"Vital U.S. national security interests are at stake, which is why we are acting today to see that Assad’s war machine cannot rain down on the people of Syria unrelentingly.” Chairman Royce said, “Chemical weapons, starvation, and barrel bombs are just a few of the gruesome and brutal tactics millions of innocent Syrians face daily. Yet as the violence worsens, the administration has failed to use the tools it already has to crack down on Assad and his regime. These atrocities have gone on for far too long
The Caesar Syria Civilian Protection Act of 2016 is named in honor of the former Syrian military photographer, known as “Caesar,” who testified before the House Committee on Foreign Affairs in 2014 about the Assad regime’s torture of Syrian civilians. This legislation would impose new sanctions on Syrian human rights abusersand those who facilitate the regime’s atrocities. It would also encourage negotiations to bring about a lasting political solution by suspending sanctions if parties are engaged in meaningful negotiations and the violence against civilians have ceased. Additionally, the bill would authorize the State Department to support entities that are collecting and preserving the chain of evidence for eventual prosecution of those who have committed war crimes or crimes against humanity in Syria from March 2011, a recommendation from the late Elie Wiesel.
In Depth: The Caesar Syria Civilian Protection Act
I. New Sanctions on Syria
The bill would require the President to impose new sanctions on anyone who does business with or provides financing to the Government of Syria, including Syrian intelligence and security services, or the Central Bank of Syria; Provides aircraft or spare parts for aircraft to Syria’s airlines (including financing); Does business with transportation or telecom sectors controlled by the Syrian government; or Supports Syria’s energy industry.
II. Encouraging Negotiations
Under the bill, the President could waive sanctions on a case-by-case basis. Also, sanctions could be suspended if the parties are engaged in meaningful negotiations and the violence against civilians has ceased. Suspension would be renewable if the suspension is critical to the continuation of negotiations and attacks against civilians have ceased.
III. Gathering Evidence for War Crimes Investigations and Prosecutions
The bill would authorize the Secretary of State to support entities that are collecting and preserving evidence for the eventual prosecution of those who committed war crimes and crimes against humanity in Syria from March 2011 to the present.

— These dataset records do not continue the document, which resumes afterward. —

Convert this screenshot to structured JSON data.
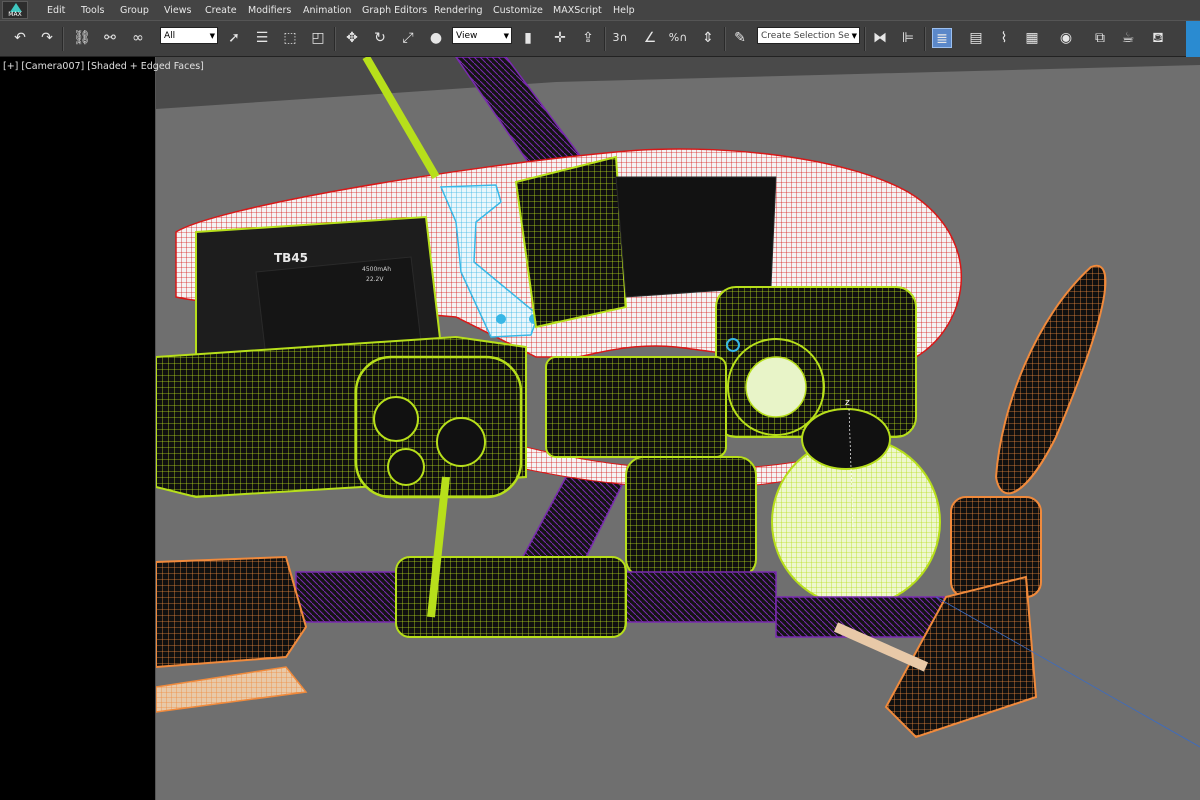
{
  "app": {
    "logo_text": "MAX"
  },
  "menu": {
    "items": [
      "Edit",
      "Tools",
      "Group",
      "Views",
      "Create",
      "Modifiers",
      "Animation",
      "Graph Editors",
      "Rendering",
      "Customize",
      "MAXScript",
      "Help"
    ]
  },
  "toolbar": {
    "selection_filter": "All",
    "reference_coord": "View",
    "selection_set_placeholder": "Create Selection Se",
    "snap_label": "3",
    "percent_snap_label": "%"
  },
  "viewport": {
    "label_plus": "[+]",
    "label_camera": "[Camera007]",
    "label_mode": "[Shaded + Edged Faces]",
    "battery_brand": "TB45",
    "battery_capacity": "4500mAh",
    "battery_voltage": "22.2V",
    "gizmo_axis": "z",
    "colors": {
      "background": "#6f6f6f",
      "wire_yellow": "#b7df1b",
      "wire_red": "#d81818",
      "wire_orange": "#f08a3c",
      "wire_purple": "#7a2ab0",
      "wire_cyan": "#38b7e6"
    }
  }
}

IV. Name and Shame of Human Rights Violators
The bill would require the President to report to Congress on the names of those who are responsible for or complicit in gross violations of human rights of the Syrian people.
V. Report on Monitoring and Evaluating Cross-border Assistance to Syria

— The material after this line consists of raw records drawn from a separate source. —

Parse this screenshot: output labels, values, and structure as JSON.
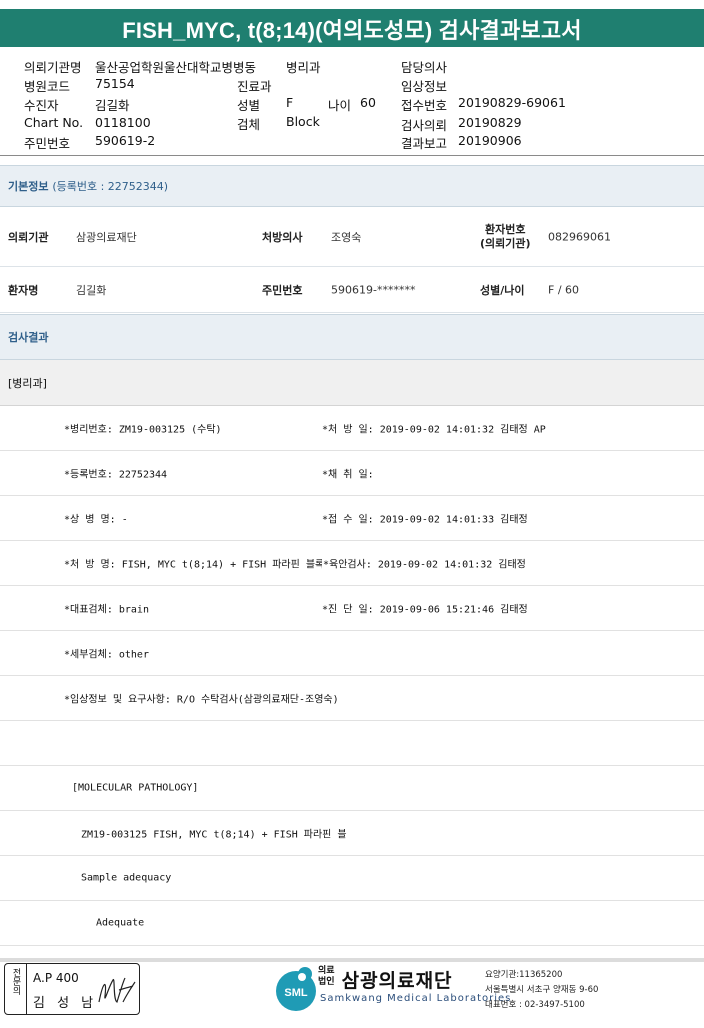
{
  "title": "FISH_MYC, t(8;14)(여의도성모) 검사결과보고서",
  "header": {
    "institution_label": "의뢰기관명",
    "institution": "울산공업학원울산대학교병병동",
    "dept": "병리과",
    "doctor_label": "담당의사",
    "doctor": "",
    "hospital_code_label": "병원코드",
    "hospital_code": "75154",
    "clinic_label": "진료과",
    "clinic": "",
    "clinical_info_label": "임상정보",
    "clinical_info": "",
    "patient_label": "수진자",
    "patient": "김길화",
    "sex_label": "성별",
    "sex": "F",
    "age_label": "나이",
    "age": "60",
    "receipt_no_label": "접수번호",
    "receipt_no": "20190829-69061",
    "chart_label": "Chart No.",
    "chart": "0118100",
    "specimen_label": "검체",
    "specimen": "Block",
    "request_date_label": "검사의뢰",
    "request_date": "20190829",
    "rrn_label": "주민번호",
    "rrn": "590619-2",
    "report_date_label": "결과보고",
    "report_date": "20190906"
  },
  "basic_info": {
    "section_title": "기본정보",
    "reg_no": "(등록번호 : 22752344)",
    "row1": {
      "inst_label": "의뢰기관",
      "inst": "삼광의료재단",
      "prescriber_label": "처방의사",
      "prescriber": "조영숙",
      "patno_label_1": "환자번호",
      "patno_label_2": "(의뢰기관)",
      "patno": "082969061"
    },
    "row2": {
      "name_label": "환자명",
      "name": "김길화",
      "rrn_label": "주민번호",
      "rrn": "590619-*******",
      "sexage_label": "성별/나이",
      "sexage": "F / 60"
    }
  },
  "results": {
    "section_title": "검사결과",
    "dept": "[병리과]",
    "rows": [
      {
        "left": "*병리번호: ZM19-003125 (수탁)",
        "right": "*처 방 일: 2019-09-02 14:01:32  김태정 AP"
      },
      {
        "left": "*등록번호: 22752344",
        "right": "*채 취 일:"
      },
      {
        "left": "*상 병 명: -",
        "right": "*접 수 일: 2019-09-02 14:01:33  김태정"
      },
      {
        "left": "*처 방 명: FISH, MYC t(8;14) + FISH 파라핀 블록",
        "right": "*육안검사: 2019-09-02 14:01:32  김태정"
      },
      {
        "left": "*대표검체: brain",
        "right": "*진 단 일: 2019-09-06 15:21:46  김태정"
      },
      {
        "left": "*세부검체: other",
        "right": ""
      },
      {
        "left": "*임상정보 및 요구사항: R/O 수탁검사(삼광의료재단-조영숙)",
        "right": ""
      }
    ],
    "molecular": "[MOLECULAR PATHOLOGY]",
    "test_line": "ZM19-003125     FISH, MYC t(8;14) + FISH 파라핀 블",
    "sample_adequacy": "Sample adequacy",
    "adequate": "Adequate"
  },
  "footer": {
    "stamp_vertical": "전문의",
    "stamp_line1": "A.P 400",
    "stamp_line2": "김 성 남",
    "org_prefix_1": "의료",
    "org_prefix_2": "법인",
    "org_name": "삼광의료재단",
    "org_en": "Samkwang Medical Laboratories",
    "logo_abbr": "SML",
    "contact1": "요양기관:11365200",
    "contact2": "서울특별시 서초구 양재동 9-60",
    "contact3": "대표번호 : 02-3497-5100",
    "brand_color": "#1f9bb5"
  }
}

In light of recent press reports about the abuse of cross-border assistance, this legislation would strengthen oversight on the monitoring and evaluation of such assistance.
VI. Evaluation of a Potential No-Fly Zone
The bill would require the President to submit a report on the potential effectiveness, risks, and operational requirements of the establishment and maintenance of a no-fly zone ora safe zone over part or all of Syria.
|SETF executive director, Mouaz Moustafa, discusses the Caesar bill with Al Jazeera television.|